Eventually, Denzel Washington came in and the two had a fairly casual conversation, one that could've fit in any episode of the last few years. He slyly asked about cocaine and they shared their mutual admiration for John Goodman. The difference was, without the usual claps and hollers of a crowd, the artificiality of the conversation was apparent. Denzel's fake laughs reminded you of why Letterman sought to make fun of this format in the first place. This artifice is where Letterman's irony came from. Toward the end of the interview, the notoriously hermitlike Letterman commented, "I don’t know why we're not good, good friends," just so the audience at home knew that he knew that the entire conversation was at least partially bullshit.

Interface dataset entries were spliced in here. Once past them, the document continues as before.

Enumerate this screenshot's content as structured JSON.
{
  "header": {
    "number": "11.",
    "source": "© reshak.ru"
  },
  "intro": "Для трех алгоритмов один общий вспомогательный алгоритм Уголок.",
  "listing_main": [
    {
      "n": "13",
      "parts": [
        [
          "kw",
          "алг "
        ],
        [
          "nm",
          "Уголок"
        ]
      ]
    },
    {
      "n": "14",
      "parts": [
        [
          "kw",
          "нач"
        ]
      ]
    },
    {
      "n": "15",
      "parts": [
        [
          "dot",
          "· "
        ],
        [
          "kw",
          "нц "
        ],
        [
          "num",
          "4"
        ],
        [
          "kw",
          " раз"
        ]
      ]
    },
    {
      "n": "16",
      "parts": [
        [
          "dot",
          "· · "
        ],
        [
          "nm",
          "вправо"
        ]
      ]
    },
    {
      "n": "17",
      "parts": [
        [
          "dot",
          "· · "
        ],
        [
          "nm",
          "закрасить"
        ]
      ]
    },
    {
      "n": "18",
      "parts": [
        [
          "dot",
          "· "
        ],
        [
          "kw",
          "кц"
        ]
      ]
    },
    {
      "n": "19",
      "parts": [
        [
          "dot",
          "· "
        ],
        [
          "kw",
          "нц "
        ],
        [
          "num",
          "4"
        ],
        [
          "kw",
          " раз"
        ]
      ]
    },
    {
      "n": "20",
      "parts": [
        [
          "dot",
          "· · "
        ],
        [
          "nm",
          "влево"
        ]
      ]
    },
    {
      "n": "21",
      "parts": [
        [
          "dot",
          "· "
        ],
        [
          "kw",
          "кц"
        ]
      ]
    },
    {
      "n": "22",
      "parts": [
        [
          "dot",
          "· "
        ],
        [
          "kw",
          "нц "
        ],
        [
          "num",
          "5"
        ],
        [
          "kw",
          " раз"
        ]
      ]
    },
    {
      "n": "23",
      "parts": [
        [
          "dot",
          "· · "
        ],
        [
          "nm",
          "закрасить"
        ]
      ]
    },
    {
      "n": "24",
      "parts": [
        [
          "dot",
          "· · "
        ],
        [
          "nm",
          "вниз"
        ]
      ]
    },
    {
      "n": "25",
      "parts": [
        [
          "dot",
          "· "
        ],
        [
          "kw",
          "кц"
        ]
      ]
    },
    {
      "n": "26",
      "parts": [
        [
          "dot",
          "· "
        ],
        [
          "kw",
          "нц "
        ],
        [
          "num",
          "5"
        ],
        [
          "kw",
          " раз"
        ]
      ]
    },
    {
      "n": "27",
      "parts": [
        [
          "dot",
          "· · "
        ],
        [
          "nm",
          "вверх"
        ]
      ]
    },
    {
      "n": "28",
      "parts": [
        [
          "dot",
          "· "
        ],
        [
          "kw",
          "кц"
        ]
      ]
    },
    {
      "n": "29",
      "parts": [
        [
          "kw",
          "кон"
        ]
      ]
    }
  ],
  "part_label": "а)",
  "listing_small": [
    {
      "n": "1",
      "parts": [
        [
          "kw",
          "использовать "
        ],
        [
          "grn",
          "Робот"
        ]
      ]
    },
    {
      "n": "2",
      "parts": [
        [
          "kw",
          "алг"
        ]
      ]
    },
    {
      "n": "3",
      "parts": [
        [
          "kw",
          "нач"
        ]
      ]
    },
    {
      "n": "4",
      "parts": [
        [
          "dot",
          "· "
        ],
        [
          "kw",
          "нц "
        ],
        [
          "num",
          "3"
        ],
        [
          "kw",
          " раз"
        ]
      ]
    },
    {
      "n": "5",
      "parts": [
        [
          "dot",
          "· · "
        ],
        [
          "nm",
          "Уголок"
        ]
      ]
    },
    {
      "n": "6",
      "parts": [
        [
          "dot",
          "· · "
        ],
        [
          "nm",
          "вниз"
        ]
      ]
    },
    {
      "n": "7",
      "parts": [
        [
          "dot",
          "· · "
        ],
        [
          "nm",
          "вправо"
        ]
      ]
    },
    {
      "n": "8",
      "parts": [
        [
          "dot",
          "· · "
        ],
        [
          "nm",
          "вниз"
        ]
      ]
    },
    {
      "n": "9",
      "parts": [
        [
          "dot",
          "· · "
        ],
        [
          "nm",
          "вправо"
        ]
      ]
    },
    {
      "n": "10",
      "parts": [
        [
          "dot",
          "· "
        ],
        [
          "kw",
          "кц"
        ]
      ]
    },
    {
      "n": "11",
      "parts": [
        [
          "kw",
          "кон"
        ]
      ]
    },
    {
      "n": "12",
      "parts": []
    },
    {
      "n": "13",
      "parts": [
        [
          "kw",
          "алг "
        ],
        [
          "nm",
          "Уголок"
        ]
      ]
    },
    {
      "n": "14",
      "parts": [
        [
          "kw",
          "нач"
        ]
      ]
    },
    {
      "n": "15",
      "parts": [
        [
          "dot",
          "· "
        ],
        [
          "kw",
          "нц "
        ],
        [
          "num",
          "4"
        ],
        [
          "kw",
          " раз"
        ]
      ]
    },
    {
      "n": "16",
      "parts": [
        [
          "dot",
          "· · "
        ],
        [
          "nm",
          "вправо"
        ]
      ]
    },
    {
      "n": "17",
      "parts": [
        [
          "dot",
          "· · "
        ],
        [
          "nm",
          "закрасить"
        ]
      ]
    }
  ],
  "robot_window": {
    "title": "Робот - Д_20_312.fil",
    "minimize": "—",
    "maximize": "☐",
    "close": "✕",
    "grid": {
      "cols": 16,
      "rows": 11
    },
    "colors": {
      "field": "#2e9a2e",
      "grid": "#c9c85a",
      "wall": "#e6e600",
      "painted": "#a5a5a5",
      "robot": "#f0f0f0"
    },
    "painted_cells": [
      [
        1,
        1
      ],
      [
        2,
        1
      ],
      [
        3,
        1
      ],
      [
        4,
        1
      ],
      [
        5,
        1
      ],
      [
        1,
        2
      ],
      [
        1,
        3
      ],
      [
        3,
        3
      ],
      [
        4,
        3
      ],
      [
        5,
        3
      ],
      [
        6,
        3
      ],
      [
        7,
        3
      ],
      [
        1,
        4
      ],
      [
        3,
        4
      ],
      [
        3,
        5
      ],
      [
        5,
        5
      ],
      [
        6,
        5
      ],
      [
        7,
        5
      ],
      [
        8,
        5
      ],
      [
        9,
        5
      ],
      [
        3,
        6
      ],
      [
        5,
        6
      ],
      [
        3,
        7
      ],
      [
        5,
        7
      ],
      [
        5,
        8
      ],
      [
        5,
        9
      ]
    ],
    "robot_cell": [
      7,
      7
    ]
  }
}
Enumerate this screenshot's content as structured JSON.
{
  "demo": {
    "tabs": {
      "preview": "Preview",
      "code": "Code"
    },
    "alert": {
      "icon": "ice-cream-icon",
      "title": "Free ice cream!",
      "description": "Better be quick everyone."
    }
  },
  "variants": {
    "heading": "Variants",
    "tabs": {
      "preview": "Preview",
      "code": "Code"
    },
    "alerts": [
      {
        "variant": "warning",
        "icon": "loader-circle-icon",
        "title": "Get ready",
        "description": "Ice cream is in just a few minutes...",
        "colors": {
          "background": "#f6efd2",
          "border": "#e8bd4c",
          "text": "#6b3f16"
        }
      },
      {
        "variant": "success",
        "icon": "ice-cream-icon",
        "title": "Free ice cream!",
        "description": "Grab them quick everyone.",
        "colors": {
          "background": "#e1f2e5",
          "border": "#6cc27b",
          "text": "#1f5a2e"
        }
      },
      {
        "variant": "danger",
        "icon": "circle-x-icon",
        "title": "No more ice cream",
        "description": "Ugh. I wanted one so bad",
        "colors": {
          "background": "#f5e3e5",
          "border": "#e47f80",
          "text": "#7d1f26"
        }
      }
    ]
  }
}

The whole thing brought to mind classic episodes of Late Night with David Letterman in which they'd just play with the format because they could. There was the episode in which the camera turned 360 degrees throughout the hour, so halfway through it appeared upside down. Last night's episode felt most similar to the legendary 1985 episode in which Letterman bypassed the studio altogether, sending the audience home and shooting the whole thing in the show's production office. In it, a pizza man came, the writing staff is shown just sitting around, and, most famously, he convinced Teri Garr to take a shower in his office bathroom. Though no celebrity took his or her clothes off last night, it had a similar impromptu, mischievous feel. You could see producers running around and you could hear Paul Shaffer sneeze. The only laughter was that of the crew. Without an audience in the studio, they were only trying to crack themselves up. That's the same vibe the show put out in 1982: Here was a host determined to do what he thought was funny, not what was expected of him by the format he was handed. Letterman was again in charge, for at least one night.